Prompt:
Return all lines from the listing below in which "pyplot" appears.

#### Data listing

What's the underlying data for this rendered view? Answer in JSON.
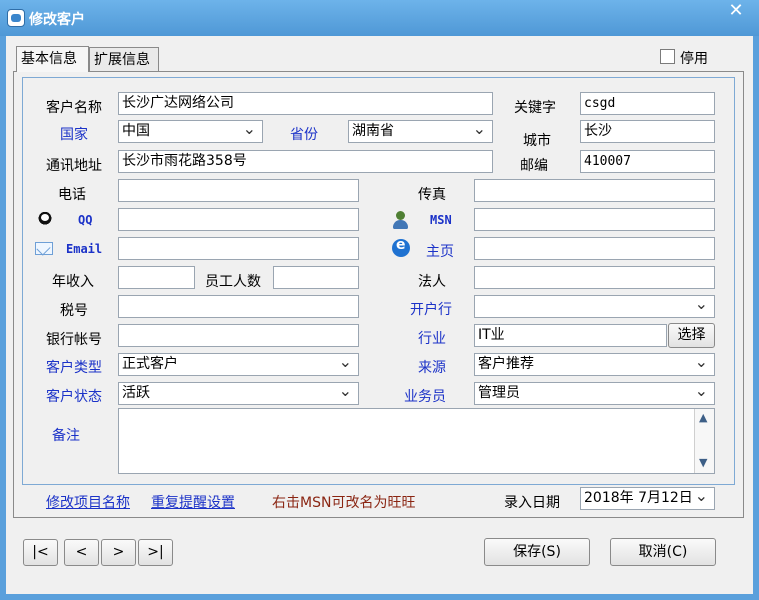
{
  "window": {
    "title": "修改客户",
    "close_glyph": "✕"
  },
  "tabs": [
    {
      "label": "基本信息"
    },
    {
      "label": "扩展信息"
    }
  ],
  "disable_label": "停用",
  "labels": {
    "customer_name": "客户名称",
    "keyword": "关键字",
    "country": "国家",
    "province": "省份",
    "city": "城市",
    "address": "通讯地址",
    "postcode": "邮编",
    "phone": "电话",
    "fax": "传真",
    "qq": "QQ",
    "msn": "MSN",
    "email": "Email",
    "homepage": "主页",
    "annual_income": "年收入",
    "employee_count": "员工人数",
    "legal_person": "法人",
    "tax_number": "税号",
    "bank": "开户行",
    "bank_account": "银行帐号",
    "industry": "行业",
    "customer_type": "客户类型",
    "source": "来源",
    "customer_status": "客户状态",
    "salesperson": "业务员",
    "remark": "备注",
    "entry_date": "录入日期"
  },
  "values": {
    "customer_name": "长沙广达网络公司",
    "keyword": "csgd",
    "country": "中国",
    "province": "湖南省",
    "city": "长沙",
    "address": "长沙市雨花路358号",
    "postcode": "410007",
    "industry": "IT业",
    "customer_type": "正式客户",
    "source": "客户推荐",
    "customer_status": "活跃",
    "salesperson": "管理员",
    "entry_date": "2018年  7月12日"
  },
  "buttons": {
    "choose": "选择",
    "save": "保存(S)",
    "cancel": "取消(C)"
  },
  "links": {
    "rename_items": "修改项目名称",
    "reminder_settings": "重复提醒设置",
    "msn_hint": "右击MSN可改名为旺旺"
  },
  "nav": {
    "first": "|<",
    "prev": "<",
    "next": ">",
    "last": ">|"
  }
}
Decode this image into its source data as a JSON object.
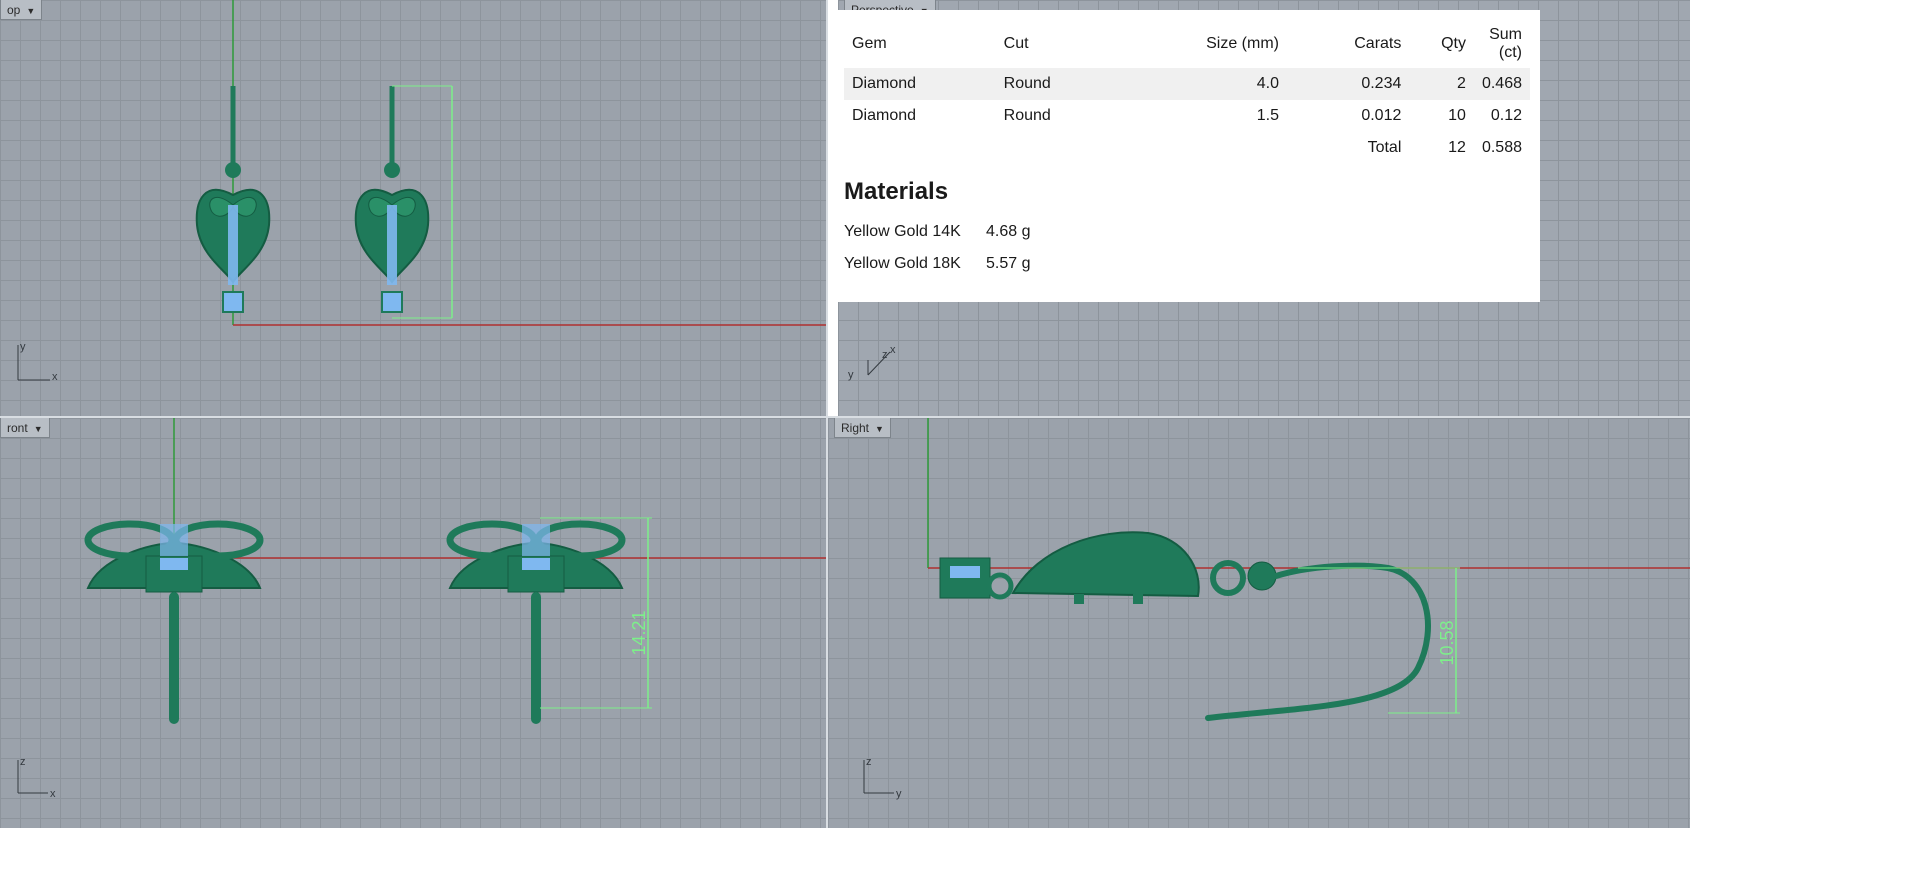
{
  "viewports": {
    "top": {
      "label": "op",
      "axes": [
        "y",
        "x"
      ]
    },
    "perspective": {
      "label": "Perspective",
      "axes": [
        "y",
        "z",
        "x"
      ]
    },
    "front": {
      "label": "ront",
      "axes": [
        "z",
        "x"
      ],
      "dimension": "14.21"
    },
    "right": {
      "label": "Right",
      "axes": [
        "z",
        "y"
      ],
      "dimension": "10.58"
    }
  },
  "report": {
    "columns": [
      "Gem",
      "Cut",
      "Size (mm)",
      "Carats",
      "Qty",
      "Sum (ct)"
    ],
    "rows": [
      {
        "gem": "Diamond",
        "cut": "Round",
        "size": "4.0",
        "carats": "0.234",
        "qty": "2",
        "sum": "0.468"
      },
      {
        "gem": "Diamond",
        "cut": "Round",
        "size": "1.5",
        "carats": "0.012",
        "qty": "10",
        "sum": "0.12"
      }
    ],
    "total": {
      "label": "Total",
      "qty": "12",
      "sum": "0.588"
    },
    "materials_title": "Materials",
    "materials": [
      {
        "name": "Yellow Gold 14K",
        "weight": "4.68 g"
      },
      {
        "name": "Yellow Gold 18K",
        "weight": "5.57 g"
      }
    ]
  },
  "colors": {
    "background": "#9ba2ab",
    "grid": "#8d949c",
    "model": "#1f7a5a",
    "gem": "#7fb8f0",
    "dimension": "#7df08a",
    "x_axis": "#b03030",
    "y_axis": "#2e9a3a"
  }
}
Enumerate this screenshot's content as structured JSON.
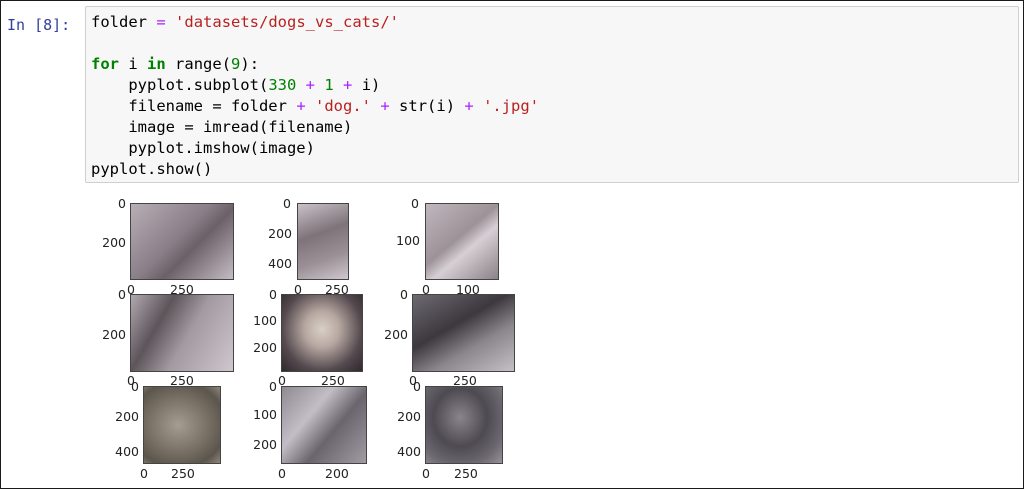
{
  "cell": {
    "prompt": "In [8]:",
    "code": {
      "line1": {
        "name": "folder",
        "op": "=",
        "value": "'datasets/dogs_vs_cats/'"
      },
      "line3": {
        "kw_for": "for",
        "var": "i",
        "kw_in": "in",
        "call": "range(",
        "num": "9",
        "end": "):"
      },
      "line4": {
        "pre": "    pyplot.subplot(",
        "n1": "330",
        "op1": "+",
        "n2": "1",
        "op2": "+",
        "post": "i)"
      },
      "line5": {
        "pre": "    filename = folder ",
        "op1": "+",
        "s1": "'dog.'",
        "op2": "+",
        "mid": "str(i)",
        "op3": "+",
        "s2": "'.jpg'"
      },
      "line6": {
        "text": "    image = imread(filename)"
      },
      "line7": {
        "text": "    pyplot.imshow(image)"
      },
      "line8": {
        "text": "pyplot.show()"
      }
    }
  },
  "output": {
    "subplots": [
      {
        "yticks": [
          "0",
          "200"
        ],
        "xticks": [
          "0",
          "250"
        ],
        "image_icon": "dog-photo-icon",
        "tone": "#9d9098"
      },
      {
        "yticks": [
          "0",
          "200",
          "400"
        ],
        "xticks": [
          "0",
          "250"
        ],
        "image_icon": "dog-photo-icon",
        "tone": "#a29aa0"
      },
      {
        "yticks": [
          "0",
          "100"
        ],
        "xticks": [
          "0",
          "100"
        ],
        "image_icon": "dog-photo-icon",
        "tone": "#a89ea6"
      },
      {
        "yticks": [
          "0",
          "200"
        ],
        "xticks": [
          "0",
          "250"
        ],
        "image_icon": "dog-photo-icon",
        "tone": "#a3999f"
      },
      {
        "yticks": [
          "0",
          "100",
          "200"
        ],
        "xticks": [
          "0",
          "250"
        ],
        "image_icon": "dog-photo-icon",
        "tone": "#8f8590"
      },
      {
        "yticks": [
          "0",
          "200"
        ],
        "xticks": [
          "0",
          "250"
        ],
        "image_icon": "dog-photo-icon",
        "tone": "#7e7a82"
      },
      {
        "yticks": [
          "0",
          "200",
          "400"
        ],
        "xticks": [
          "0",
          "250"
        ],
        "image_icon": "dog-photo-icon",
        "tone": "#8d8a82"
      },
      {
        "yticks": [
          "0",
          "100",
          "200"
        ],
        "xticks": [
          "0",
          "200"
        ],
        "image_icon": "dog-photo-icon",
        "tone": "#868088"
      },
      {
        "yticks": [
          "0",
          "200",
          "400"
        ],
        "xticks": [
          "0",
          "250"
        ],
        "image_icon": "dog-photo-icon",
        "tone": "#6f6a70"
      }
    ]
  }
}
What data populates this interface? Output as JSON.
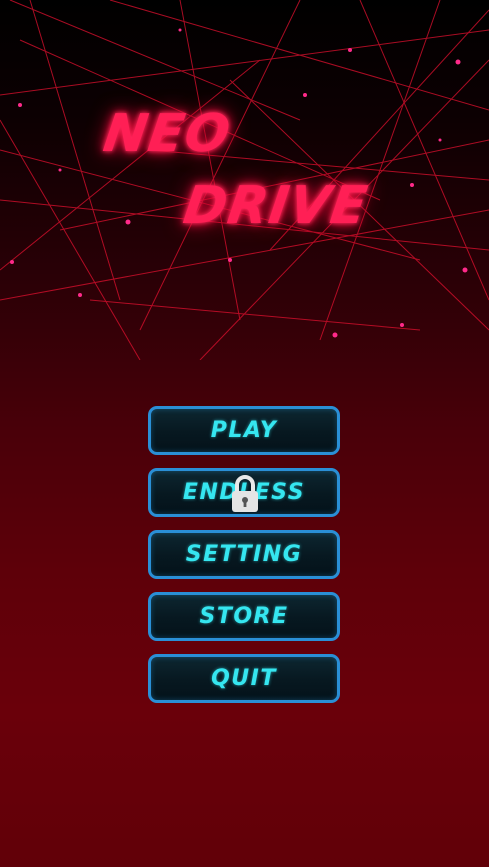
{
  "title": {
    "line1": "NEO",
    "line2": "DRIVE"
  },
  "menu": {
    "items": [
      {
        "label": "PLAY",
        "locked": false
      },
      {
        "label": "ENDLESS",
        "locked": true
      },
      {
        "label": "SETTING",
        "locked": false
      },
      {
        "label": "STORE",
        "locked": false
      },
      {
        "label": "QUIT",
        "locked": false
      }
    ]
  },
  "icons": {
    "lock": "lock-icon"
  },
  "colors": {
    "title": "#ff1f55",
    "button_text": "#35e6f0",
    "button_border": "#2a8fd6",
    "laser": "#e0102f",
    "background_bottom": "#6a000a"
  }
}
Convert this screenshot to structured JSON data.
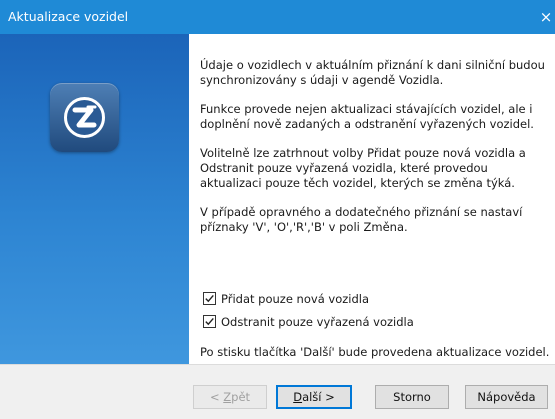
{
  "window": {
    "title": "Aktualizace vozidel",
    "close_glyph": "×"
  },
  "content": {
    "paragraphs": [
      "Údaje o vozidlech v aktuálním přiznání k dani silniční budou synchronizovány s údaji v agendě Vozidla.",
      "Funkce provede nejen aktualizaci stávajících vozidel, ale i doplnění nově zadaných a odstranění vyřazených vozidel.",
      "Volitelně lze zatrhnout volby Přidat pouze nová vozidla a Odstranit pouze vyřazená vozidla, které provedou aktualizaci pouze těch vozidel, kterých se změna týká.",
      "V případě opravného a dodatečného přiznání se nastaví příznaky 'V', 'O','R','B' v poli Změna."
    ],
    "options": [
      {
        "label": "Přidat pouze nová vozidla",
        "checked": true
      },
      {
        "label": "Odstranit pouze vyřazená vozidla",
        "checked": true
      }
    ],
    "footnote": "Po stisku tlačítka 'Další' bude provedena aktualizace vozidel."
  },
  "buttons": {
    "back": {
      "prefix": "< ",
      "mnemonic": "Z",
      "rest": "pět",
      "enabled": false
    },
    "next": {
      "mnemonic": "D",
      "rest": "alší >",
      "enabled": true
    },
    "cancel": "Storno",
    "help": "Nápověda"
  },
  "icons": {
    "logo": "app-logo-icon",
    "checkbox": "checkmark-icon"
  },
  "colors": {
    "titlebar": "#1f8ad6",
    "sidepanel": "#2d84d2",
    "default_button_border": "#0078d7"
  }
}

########

Response area:
        "pre": "    pyplot.subplot(",
        "text": "    pyplot.imshow(image)"
        "text": "pyplot.show()"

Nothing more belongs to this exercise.